● **ASSIGNMENT**
Even where a line looks wrong, copy it exactly and include every entry.
·····
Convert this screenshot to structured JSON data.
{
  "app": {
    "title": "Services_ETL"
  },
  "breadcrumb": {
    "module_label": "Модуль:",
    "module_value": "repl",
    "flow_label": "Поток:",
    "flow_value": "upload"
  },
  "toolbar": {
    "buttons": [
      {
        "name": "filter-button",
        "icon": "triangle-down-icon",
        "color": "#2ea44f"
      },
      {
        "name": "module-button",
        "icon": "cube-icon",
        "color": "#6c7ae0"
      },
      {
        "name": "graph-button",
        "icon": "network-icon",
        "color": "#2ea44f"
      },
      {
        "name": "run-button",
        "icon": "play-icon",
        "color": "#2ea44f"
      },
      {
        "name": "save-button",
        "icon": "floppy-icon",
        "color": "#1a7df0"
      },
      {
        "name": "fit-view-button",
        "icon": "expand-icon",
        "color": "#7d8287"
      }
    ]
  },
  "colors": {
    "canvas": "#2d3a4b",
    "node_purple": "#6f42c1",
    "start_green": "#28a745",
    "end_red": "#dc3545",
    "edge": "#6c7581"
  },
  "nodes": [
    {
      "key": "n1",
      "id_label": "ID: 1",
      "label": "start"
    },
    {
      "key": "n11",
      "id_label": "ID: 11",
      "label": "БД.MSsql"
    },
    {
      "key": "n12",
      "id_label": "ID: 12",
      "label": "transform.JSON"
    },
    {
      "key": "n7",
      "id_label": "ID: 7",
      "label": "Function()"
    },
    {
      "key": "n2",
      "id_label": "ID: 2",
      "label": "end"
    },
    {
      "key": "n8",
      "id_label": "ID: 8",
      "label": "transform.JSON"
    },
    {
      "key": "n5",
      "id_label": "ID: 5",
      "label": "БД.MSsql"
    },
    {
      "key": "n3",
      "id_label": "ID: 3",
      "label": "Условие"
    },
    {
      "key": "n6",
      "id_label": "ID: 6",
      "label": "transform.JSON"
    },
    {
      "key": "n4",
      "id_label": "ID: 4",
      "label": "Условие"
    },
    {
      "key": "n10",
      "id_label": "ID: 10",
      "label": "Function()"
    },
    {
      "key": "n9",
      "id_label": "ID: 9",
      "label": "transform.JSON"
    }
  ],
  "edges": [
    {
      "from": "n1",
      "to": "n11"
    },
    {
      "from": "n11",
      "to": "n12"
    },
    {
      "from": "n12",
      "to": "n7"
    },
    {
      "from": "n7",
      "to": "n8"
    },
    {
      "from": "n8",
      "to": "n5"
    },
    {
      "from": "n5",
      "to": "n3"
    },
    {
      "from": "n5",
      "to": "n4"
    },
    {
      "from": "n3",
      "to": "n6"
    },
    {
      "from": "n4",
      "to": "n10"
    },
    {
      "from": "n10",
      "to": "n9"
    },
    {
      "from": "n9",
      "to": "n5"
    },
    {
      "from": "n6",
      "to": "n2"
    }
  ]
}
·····
● **RESPONSE TO THE EXERCISE**
Convert this screenshot to structured JSON data.
{
  "app": {
    "title": "Services_ETL"
  },
  "breadcrumb": {
    "module_label": "Модуль:",
    "module_value": "repl",
    "flow_label": "Поток:",
    "flow_value": "upload"
  },
  "toolbar": {
    "buttons": [
      {
        "name": "filter-button",
        "icon": "triangle-down-icon",
        "color": "#2ea44f"
      },
      {
        "name": "module-button",
        "icon": "cube-icon",
        "color": "#6c7ae0"
      },
      {
        "name": "graph-button",
        "icon": "network-icon",
        "color": "#2ea44f"
      },
      {
        "name": "run-button",
        "icon": "play-icon",
        "color": "#2ea44f"
      },
      {
        "name": "save-button",
        "icon": "floppy-icon",
        "color": "#1a7df0"
      },
      {
        "name": "fit-view-button",
        "icon": "expand-icon",
        "color": "#7d8287"
      }
    ]
  },
  "colors": {
    "canvas": "#2d3a4b",
    "node_purple": "#6f42c1",
    "start_green": "#28a745",
    "end_red": "#dc3545",
    "edge": "#6c7581"
  },
  "nodes": [
    {
      "key": "n1",
      "id_label": "ID: 1",
      "label": "start"
    },
    {
      "key": "n11",
      "id_label": "ID: 11",
      "label": "БД.MSsql"
    },
    {
      "key": "n12",
      "id_label": "ID: 12",
      "label": "transform.JSON"
    },
    {
      "key": "n7",
      "id_label": "ID: 7",
      "label": "Function()"
    },
    {
      "key": "n2",
      "id_label": "ID: 2",
      "label": "end"
    },
    {
      "key": "n8",
      "id_label": "ID: 8",
      "label": "transform.JSON"
    },
    {
      "key": "n5",
      "id_label": "ID: 5",
      "label": "БД.MSsql"
    },
    {
      "key": "n3",
      "id_label": "ID: 3",
      "label": "Условие"
    },
    {
      "key": "n6",
      "id_label": "ID: 6",
      "label": "transform.JSON"
    },
    {
      "key": "n4",
      "id_label": "ID: 4",
      "label": "Условие"
    },
    {
      "key": "n10",
      "id_label": "ID: 10",
      "label": "Function()"
    },
    {
      "key": "n9",
      "id_label": "ID: 9",
      "label": "transform.JSON"
    }
  ],
  "edges": [
    {
      "from": "n1",
      "to": "n11"
    },
    {
      "from": "n11",
      "to": "n12"
    },
    {
      "from": "n12",
      "to": "n7"
    },
    {
      "from": "n7",
      "to": "n8"
    },
    {
      "from": "n8",
      "to": "n5"
    },
    {
      "from": "n5",
      "to": "n3"
    },
    {
      "from": "n5",
      "to": "n4"
    },
    {
      "from": "n3",
      "to": "n6"
    },
    {
      "from": "n4",
      "to": "n10"
    },
    {
      "from": "n10",
      "to": "n9"
    },
    {
      "from": "n9",
      "to": "n5"
    },
    {
      "from": "n6",
      "to": "n2"
    }
  ]
}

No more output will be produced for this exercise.